YOUR GOAL:
Identify all lines of the data containing the string "дней" and copy them.

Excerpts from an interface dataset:

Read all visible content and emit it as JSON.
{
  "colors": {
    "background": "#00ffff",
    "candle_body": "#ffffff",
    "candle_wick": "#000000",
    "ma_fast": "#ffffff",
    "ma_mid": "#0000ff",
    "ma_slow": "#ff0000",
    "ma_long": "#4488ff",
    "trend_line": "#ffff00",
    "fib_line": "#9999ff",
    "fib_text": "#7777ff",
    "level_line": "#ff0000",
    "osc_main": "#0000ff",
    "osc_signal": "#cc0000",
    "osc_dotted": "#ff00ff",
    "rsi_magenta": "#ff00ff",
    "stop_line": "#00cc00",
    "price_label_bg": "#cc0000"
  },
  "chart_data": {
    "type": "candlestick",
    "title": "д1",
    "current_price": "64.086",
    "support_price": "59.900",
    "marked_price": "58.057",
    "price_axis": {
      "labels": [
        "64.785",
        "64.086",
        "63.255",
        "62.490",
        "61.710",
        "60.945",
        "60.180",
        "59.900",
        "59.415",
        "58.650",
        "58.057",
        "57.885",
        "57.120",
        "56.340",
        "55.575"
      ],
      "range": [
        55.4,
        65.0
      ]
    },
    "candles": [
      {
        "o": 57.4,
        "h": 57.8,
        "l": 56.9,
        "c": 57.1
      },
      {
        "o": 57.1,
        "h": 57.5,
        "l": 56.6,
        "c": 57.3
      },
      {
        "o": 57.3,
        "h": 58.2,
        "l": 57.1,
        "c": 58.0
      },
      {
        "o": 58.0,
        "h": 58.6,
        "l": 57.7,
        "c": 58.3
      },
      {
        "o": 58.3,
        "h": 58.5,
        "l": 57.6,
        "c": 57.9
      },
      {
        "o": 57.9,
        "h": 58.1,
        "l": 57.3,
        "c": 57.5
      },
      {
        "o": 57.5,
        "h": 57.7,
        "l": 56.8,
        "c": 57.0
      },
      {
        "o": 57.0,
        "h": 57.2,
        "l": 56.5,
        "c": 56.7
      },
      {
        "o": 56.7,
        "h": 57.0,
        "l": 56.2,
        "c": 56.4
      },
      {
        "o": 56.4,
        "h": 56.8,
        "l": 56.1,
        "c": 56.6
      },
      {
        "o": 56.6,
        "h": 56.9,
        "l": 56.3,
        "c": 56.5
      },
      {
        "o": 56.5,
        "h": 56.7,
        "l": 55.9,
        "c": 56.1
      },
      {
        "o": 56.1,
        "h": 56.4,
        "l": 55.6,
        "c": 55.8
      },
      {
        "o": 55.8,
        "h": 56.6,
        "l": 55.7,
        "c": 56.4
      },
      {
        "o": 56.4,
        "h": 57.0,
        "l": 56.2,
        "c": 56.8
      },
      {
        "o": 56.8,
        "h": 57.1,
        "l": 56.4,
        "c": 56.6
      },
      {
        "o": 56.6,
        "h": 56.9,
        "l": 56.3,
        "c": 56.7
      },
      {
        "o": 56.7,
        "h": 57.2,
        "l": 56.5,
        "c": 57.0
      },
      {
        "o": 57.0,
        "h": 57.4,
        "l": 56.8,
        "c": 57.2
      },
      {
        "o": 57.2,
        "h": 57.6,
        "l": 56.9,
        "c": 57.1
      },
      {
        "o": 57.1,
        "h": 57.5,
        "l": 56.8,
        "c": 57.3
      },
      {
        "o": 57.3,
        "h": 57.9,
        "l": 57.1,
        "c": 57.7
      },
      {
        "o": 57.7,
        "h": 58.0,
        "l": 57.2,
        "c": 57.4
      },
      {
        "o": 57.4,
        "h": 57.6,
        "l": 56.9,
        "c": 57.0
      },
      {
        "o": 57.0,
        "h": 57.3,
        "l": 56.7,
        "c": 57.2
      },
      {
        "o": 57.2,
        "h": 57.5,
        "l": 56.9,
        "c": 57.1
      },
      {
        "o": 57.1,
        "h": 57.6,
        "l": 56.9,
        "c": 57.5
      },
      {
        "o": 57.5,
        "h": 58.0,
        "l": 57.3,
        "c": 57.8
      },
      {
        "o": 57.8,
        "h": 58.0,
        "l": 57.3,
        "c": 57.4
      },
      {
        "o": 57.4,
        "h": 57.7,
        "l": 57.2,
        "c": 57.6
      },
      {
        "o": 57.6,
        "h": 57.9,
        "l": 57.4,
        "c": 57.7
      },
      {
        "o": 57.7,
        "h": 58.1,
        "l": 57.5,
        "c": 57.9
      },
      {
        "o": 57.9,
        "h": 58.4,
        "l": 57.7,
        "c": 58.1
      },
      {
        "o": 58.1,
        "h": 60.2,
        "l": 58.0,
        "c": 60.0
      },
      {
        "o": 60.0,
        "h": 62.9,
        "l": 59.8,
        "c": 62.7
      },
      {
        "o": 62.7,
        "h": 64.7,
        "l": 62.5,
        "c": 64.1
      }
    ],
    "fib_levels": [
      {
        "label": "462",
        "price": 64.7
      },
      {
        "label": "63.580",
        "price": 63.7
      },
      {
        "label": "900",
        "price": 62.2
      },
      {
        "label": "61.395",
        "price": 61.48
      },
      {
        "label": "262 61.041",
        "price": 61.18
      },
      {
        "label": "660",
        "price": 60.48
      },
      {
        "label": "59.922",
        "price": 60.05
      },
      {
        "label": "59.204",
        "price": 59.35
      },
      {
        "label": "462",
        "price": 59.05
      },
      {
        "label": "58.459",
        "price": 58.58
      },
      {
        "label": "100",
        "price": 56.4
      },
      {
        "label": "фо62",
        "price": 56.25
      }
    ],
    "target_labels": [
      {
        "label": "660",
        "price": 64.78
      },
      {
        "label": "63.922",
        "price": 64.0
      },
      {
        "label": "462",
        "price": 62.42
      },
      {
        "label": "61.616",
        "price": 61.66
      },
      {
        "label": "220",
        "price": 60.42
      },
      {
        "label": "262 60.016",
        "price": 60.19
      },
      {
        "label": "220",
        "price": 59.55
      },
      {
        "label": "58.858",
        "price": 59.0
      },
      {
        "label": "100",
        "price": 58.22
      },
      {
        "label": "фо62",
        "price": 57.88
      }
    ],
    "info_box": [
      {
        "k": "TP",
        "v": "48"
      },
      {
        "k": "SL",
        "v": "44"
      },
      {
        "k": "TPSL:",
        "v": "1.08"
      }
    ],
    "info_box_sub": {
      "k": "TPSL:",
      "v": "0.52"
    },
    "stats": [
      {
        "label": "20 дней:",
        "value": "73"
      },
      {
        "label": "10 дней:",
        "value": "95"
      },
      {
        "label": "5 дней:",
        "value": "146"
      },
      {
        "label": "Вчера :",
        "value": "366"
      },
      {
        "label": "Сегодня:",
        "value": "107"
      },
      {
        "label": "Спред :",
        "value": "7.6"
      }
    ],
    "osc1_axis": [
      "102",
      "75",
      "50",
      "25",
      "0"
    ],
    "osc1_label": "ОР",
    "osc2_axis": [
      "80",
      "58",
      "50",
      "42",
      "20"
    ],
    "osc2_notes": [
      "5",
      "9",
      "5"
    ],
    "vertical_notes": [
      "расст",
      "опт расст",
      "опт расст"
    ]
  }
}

RESULT OF THE TASK:
        "label": "20 дней:",
        "label": "10 дней:",
        "label": "5 дней:",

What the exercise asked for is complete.